Joined: Mon Jan 30, 2017 8:37 am

Re: A brief discussion of abortion

Post by Jason » Sat Feb 24, 2018 12:14 pm

suomalainen wrote:
Thu Feb 22, 2018 12:23 pm
We declined to abort.
I would do your best not to mention that this was a considered option to the kid. Now that I'm in therapy, the oft-repeated "why didn't you wear a fucking rubber" comment heard through out my childhood probably had greater impact on me than I originally wanted to admit.

BRUTE
Posts: 3803
Joined: Sat Dec 26, 2015 5:20 pm

Re: A brief discussion of abortion

Post by BRUTE » Sat Feb 24, 2018 3:37 pm

If you look at the US itself http://www.pewresearch.org/fact-tank/20 ... our-state/ you'll see that importance of religion correlates fairly strongly with Red states.
interesting. brute is somewhat surprised that New England is considerably less religious on average than California/NY. although it's probably just due to the very stark city/rural split in CA/NY.

similar to the red/blue vote map for the last election, what's really interesting wasn't states but counties. for example, Illinois is all red except a few counties around Chicago, if brute remembers correctly.

jacob
Site Admin
Posts: 11395
Joined: Fri Jun 28, 2013 8:38 pm
Location: USA, Zone 5b, Koppen Dfa, Elev. 620ft, Walkscore 73
Contact:

Re: A brief discussion of abortion

Post by jacob » Sat Feb 24, 2018 4:38 pm

brute remembers correctly. The urban/rural division features strongly on the red/blue maps. Indeed, you can almost overlay one of those electric lights by night satellite pictures and it'll look very similar to election results at high-res(*). I think urban/rural attitudes/lifestyles is a better explanatory variable for guns than religion or education.

http://www.pewforum.org/fact-sheet/publ ... -abortion/

(*) IOW, liberalism is caused by electricity! :idea:

BRUTE
Posts: 3803
Joined: Sat Dec 26, 2015 5:20 pm

Re: A brief discussion of abortion

Post by BRUTE » Sat Feb 24, 2018 4:57 pm

jacob wrote:
Sat Feb 24, 2018 4:38 pm
IOW, liberalism is caused by electricity! :idea:
now that's just science.

there's a certain argument that heavily regulated areas (= big coastal cities) are liberal and rich, therefore government regulation creates riches. brute has always held the libertarian view that government is like a cancer, and a rich host can sustain more cancer before dying off. hence, rich coastal cities can support more government and regulation than a poorer, rural area, without killing the host.

this could be argued the same way: one view is that humans in rich coastal cities are for abortion because they are more sophisticated, educated, and metropolitan. the other view is that they are for abortion because rich coastal cities allow for greater decadence and allow humans to be further removed from values/ethics that are required in harsher/poorer rural areas.

Jason
Posts: 2329
Joined: Mon Jan 30, 2017 8:37 am
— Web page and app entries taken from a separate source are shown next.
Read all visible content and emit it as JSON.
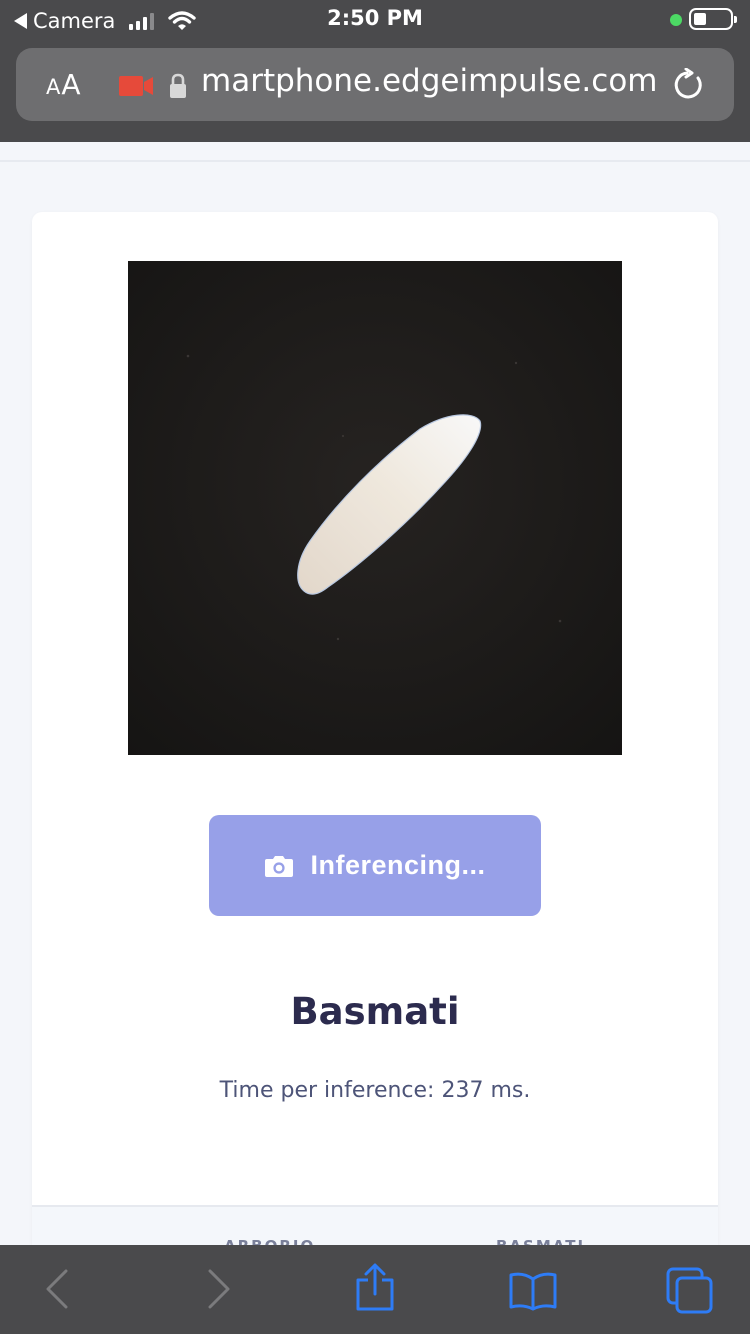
{
  "status_bar": {
    "back_app": "Camera",
    "time": "2:50 PM"
  },
  "url_bar": {
    "text_size_label": "AA",
    "url": "martphone.edgeimpulse.com"
  },
  "card": {
    "button_label": "Inferencing...",
    "result_label": "Basmati",
    "time_per_inference": "Time per inference: 237 ms.",
    "table_headers": [
      "ARBORIO",
      "BASMATI"
    ]
  },
  "icons": {
    "back": "back-chevron-icon",
    "forward": "forward-chevron-icon",
    "share": "share-icon",
    "bookmarks": "book-icon",
    "tabs": "tabs-icon",
    "camera_button": "camera-icon"
  },
  "colors": {
    "button": "#97a0e8",
    "title": "#2c2b4e",
    "recording": "#e64a3a",
    "toolbar_active": "#2e7cf6"
  }
}
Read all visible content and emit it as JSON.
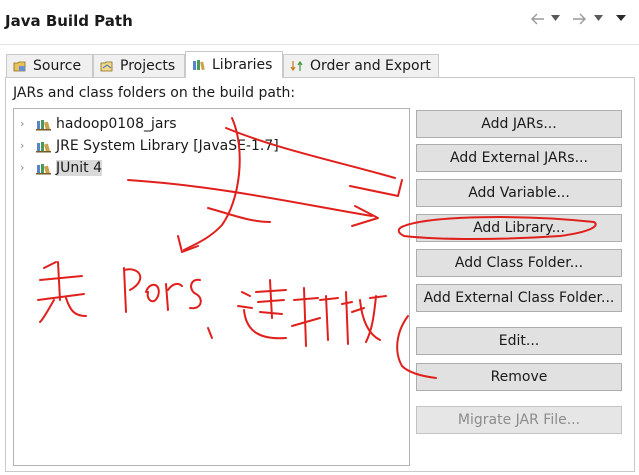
{
  "header": {
    "title": "Java Build Path"
  },
  "tabs": [
    {
      "label": "Source",
      "icon": "source-folder-icon",
      "active": false
    },
    {
      "label": "Projects",
      "icon": "projects-icon",
      "active": false
    },
    {
      "label": "Libraries",
      "icon": "libraries-icon",
      "active": true
    },
    {
      "label": "Order and Export",
      "icon": "order-export-icon",
      "active": false
    }
  ],
  "libraries": {
    "section_label": "JARs and class folders on the build path:",
    "items": [
      {
        "label": "hadoop0108_jars",
        "icon": "library-icon"
      },
      {
        "label": "JRE System Library [JavaSE-1.7]",
        "icon": "library-icon"
      },
      {
        "label": "JUnit 4",
        "icon": "library-icon",
        "selected": true
      }
    ]
  },
  "buttons": {
    "add_jars": "Add JARs...",
    "add_external_jars": "Add External JARs...",
    "add_variable": "Add Variable...",
    "add_library": "Add Library...",
    "add_class_folder": "Add Class Folder...",
    "add_external_class_folder": "Add External Class Folder...",
    "edit": "Edit...",
    "remove": "Remove",
    "migrate_jar": "Migrate JAR File..."
  },
  "colors": {
    "annotation_ink": "#e0201c",
    "selection": "#d9d9d9",
    "button_face": "#e1e1e1"
  }
}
Re: A brief discussion of abortion

Post by Jason » Sat Feb 24, 2018 4:58 pm

Evangelical Church planters generally view New England as the most challenging US region to start a congregation. Many don’t even consider it worthy of an attempt.

The intellectual antecedents that led to the dissolution of Protestatanism as hegemonic in America are found in New England. Trinitariamism (Emerson’s grand parents) became Unitarianism (Emerson’s parents) became Transcendatlism (Emerson). All Ivy League universities were originally seminaries but transitioned to bastions of secular thought by end of the 19th century. It reflected the general change experienced in America as the country transitioned from an agrarian to a manufacturing centric country. It’s when Methodists and Baptists supplanted Calvinism as the most significant branches of Christianity which, for the most part, are identified with the non-Eastern states due to mid 19th century evangelicalism efforts by those denominations in the south and mid-west.

Post Reply